Slingerlands, New York, United States
The sixth edition of the Kelley Blue Book Brand Image Awards have crowned a wide range of winners - in a couple of cases the recipient of the laurels might say more about KBB users than they do about the actual winner. Compiled from the responses of more than 12,000 shoppers on KBB.com over the past year, there are 13 categories broken into non-luxury, luxury and truck segments "representing the combined wisdom of the American car-buying public."
The award categories have been revamped this year, with some dropping off, some new ones appearing and at least one other given a new term. What isn't surprising is that Honda won Most Trusted Brand for the second year running, Best Value Brand for the third year in a row and took Best Overall Brand, which wasn't on last year's list of awards.
On our own shores, in the non-luxury categories Chrysler got Most Refined Brand and Buick took Best Value Luxury Brand. Neither one of those marques won anything in last year's Brand Image Awards, while Cadillac, which won Best Interior Design Brand and Best Comfort Brand last year - those awards disappeared this year - went home without a single accolade.

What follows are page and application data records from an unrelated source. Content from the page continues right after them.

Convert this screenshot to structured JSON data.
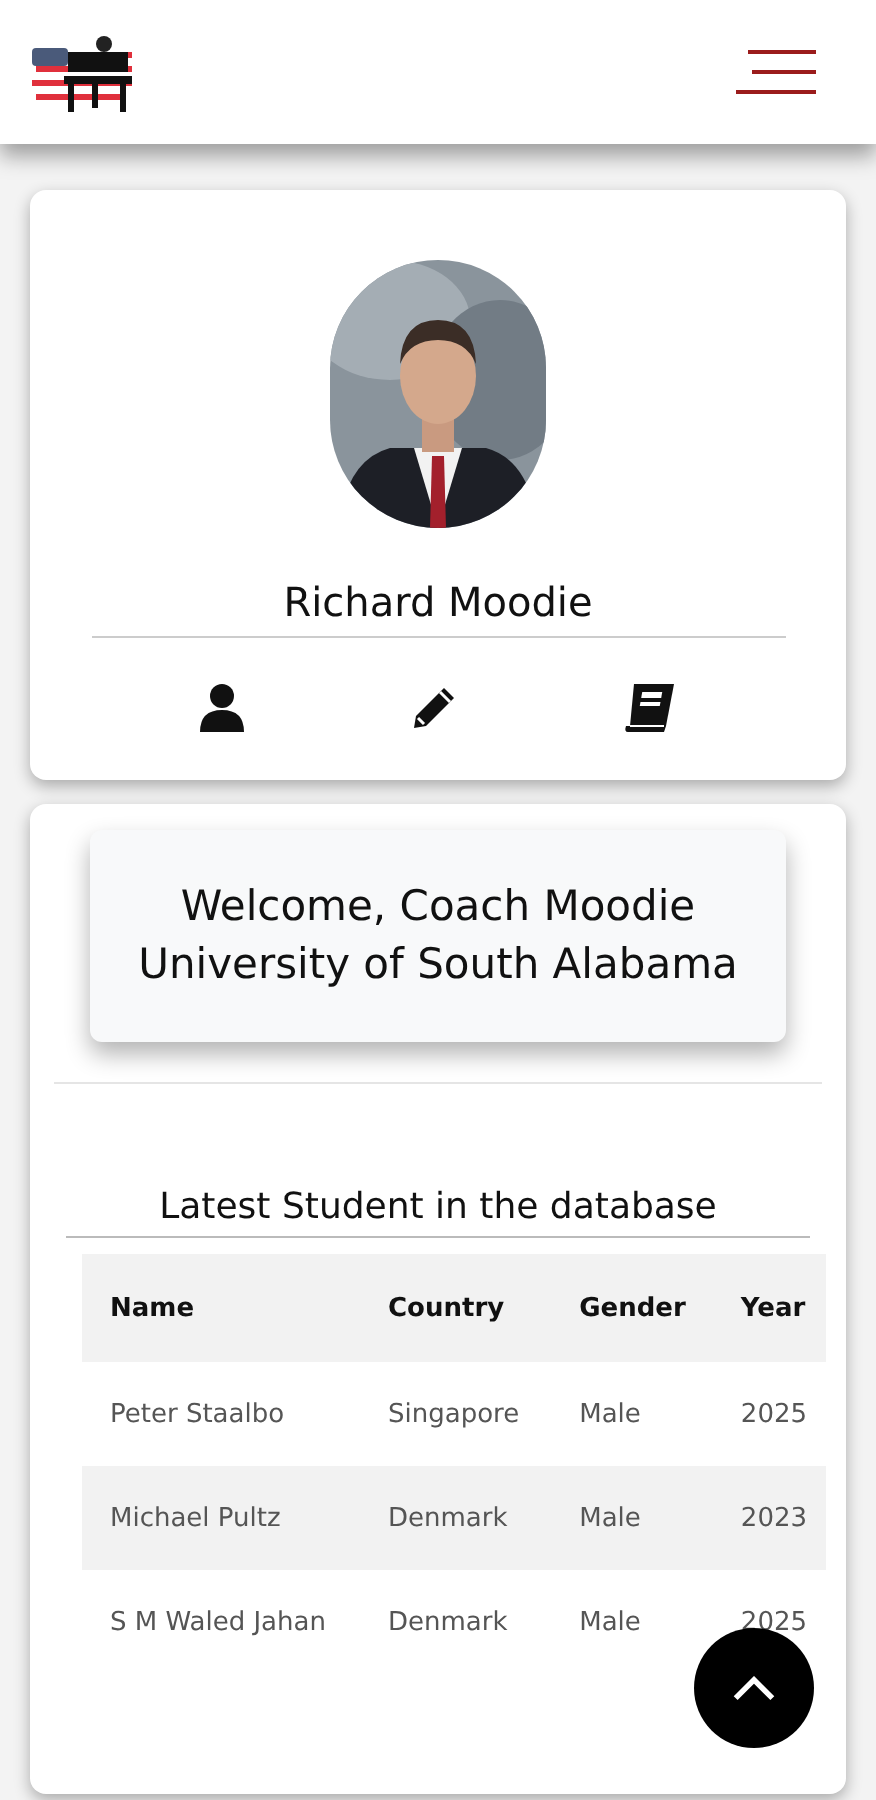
{
  "profile": {
    "name": "Richard Moodie"
  },
  "welcome": {
    "lines": [
      "Welcome, Coach Moodie",
      "University of South Alabama"
    ]
  },
  "students": {
    "title": "Latest Student in the database",
    "columns": [
      "Name",
      "Country",
      "Gender",
      "Year"
    ],
    "rows": [
      [
        "Peter Staalbo",
        "Singapore",
        "Male",
        "2025"
      ],
      [
        "Michael Pultz",
        "Denmark",
        "Male",
        "2023"
      ],
      [
        "S M Waled Jahan",
        "Denmark",
        "Male",
        "2025"
      ]
    ]
  }
}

Three months after kicking off production of the Ford Fusion at its Flat Rock, MI factory, Ford Motor Company is taking steps to trim output in the face of heavily discounted competition from Toyota and a growing supply of vehicles.
The addition of Fusion production in Flat Rock - which also builds the Mustang - was meant to be what pushed the handsome mid-sizer past its arch-nemesis, the Toyota Camry. An extra facility building Fusions was also meant to curb the growing demand for Ford's highly profitable sedan.
But with word that Flat Rock would take "approximately" one extra week off for the holidays combined with an 88-day supply of Fusions - reportedly due in no small part to what Morgan Stanley analyst Adam Jonas called "aggressive discounting of the Camry" - some analysts are now beginning to wonder if Ford may have overextended itself by adding a second Fusion facility to the mix.
Toyota has announced a set of voluntary recalls covering 960,000 Prius, RAV4, Tacoma and Lexus RX350 models in the United States to address two separate issues. Worldwide, Toyota will have to recall a total of 1.9 million Prius cars.
The Prius recall affects about 700,000 2010-2014 models in the US, due to a fault in the motor/generator control ECU and hybrid control ECU software. It says that the current software could result in high temperatures on certain transistors and possibly damage them. When it fails, the error forces the car into failsafe mode. Toyota says that in rare circumstances, it could even shut the hybrid system down while the car is being driven.
Toyota spokeswoman Shino Yamada told Automotive News that the software update should take about 40 minutes, and dealers would start to be notified about affected vehicles today. She also told them that the first reported glitch occurred in May 2011 in the US when the system overheated and the car entered failsafe mode. The affected cars were built between March 2009 and Feb. 5, 2014, according to Automotive News. Toyota says that it has received no reports of accidents or injuries caused by either fault.